Source data START

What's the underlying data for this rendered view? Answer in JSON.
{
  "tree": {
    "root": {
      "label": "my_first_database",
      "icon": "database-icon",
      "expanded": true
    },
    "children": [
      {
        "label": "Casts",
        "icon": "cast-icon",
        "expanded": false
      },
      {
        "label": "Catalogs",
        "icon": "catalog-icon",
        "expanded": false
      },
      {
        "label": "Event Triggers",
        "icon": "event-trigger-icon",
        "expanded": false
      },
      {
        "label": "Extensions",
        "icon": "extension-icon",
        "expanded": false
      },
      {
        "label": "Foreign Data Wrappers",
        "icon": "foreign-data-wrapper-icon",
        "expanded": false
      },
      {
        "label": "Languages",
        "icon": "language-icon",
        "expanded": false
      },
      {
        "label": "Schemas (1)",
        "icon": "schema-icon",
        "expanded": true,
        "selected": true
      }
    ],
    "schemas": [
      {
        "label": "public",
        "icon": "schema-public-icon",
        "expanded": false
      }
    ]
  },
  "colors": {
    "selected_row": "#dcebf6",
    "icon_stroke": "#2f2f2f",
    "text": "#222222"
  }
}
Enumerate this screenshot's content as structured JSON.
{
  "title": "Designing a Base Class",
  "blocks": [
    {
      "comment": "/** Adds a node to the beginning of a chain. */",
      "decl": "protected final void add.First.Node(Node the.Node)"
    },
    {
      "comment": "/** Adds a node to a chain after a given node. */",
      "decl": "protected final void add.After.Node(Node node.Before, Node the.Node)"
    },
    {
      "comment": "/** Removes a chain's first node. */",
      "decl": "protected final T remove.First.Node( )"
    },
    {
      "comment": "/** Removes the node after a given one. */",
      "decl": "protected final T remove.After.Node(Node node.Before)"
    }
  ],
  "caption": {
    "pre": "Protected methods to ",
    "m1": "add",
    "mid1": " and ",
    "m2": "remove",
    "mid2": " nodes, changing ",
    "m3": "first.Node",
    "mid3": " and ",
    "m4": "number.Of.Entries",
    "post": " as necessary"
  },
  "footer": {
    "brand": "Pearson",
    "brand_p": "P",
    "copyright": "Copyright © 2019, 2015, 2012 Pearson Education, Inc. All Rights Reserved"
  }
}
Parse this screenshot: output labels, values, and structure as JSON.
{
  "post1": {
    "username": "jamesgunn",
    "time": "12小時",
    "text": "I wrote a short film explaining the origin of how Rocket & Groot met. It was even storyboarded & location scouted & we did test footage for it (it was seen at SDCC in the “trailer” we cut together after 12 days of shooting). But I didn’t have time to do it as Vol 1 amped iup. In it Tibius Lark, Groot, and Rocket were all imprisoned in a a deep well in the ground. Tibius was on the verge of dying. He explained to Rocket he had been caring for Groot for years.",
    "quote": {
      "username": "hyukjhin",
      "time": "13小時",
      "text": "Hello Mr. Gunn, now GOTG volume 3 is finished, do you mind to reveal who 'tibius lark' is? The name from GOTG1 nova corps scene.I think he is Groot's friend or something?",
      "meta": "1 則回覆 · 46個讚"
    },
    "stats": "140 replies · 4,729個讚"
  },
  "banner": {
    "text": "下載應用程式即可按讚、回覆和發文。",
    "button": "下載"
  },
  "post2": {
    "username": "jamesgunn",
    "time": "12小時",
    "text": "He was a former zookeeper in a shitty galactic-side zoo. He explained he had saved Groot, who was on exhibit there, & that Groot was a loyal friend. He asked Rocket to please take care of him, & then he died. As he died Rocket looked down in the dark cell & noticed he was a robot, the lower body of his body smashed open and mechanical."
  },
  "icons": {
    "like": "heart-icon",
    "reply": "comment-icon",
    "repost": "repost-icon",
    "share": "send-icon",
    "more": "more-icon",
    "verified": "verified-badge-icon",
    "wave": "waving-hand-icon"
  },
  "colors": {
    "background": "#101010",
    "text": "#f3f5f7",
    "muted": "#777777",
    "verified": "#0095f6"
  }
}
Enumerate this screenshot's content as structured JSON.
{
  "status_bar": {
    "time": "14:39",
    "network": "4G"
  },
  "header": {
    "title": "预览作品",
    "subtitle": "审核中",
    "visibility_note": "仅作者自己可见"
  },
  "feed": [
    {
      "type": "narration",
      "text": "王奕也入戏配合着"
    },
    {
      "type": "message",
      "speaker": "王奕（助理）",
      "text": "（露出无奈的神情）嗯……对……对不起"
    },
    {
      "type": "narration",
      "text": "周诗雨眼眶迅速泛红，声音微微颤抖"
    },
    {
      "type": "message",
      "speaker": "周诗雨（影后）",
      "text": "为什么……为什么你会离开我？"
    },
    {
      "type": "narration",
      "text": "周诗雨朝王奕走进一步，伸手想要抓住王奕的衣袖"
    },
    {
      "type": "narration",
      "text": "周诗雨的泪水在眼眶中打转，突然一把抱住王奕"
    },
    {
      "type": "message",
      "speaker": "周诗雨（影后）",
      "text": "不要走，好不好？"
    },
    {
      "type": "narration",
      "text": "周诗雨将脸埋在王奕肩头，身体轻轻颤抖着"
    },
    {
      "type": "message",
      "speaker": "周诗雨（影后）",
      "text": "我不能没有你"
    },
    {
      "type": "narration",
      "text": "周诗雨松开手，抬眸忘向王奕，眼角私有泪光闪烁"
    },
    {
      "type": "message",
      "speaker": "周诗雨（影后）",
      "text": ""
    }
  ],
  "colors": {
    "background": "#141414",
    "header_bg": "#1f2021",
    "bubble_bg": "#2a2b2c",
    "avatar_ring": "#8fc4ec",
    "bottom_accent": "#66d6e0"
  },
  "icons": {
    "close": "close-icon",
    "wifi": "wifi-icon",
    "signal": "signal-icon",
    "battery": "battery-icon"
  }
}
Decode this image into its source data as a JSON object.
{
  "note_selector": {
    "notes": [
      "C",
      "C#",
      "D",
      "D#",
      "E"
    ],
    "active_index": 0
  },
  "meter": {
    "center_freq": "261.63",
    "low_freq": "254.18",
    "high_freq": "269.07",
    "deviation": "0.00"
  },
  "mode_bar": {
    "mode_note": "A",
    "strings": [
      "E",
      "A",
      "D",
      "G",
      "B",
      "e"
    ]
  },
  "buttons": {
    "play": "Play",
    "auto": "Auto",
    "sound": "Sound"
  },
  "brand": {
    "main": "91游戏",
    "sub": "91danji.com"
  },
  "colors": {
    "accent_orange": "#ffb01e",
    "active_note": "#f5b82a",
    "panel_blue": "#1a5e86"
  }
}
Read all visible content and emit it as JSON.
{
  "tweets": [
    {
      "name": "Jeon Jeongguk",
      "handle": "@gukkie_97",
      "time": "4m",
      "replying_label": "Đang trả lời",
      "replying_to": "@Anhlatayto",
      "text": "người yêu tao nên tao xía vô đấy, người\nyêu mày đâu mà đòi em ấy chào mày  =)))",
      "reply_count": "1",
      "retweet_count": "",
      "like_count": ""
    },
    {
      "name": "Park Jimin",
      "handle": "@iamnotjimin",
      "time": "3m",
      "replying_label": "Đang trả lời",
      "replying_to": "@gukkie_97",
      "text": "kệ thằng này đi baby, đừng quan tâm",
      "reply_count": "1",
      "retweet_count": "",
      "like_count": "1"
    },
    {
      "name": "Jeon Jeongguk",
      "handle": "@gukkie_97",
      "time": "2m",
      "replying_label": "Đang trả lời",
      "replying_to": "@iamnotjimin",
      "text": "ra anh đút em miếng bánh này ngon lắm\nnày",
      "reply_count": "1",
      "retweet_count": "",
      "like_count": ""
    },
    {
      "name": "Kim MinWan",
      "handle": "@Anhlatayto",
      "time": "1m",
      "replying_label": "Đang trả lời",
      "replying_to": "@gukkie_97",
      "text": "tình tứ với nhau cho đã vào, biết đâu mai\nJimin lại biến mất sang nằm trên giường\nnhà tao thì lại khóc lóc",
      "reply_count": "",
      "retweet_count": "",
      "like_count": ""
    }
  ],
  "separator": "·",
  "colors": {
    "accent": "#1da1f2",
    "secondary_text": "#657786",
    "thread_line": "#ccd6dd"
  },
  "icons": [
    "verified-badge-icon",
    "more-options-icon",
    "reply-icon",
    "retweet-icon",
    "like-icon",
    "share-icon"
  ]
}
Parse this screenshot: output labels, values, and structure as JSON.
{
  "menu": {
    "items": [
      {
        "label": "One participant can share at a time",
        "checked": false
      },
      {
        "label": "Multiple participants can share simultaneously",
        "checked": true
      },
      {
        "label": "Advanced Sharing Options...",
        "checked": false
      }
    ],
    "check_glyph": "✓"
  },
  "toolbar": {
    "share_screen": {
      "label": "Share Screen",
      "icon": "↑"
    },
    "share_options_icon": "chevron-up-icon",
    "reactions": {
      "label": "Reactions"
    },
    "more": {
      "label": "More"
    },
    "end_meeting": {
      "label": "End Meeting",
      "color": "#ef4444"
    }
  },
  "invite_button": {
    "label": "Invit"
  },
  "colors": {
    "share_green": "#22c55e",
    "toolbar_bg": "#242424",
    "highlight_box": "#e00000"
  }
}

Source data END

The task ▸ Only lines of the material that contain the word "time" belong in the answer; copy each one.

Solution for this exercise ▸
    "time": "12小時",
    "text": "I wrote a short film explaining the origin of how Rocket & Groot met. It was even storyboarded & location scouted & we did test footage for it (it was seen at SDCC in the “trailer” we cut together after 12 days of shooting). But I didn’t have time to do it as Vol 1 amped iup. In it Tibius Lark, Groot, and Rocket were all imprisoned in a a deep well in the ground. Tibius was on the verge of dying. He explained to Rocket he had been caring for Groot for years.",
      "time": "13小時",
    "time": "12小時",
    "time": "14:39",
      "time": "4m",
      "time": "3m",
      "time": "2m",
      "time": "1m",
        "label": "One participant can share at a time",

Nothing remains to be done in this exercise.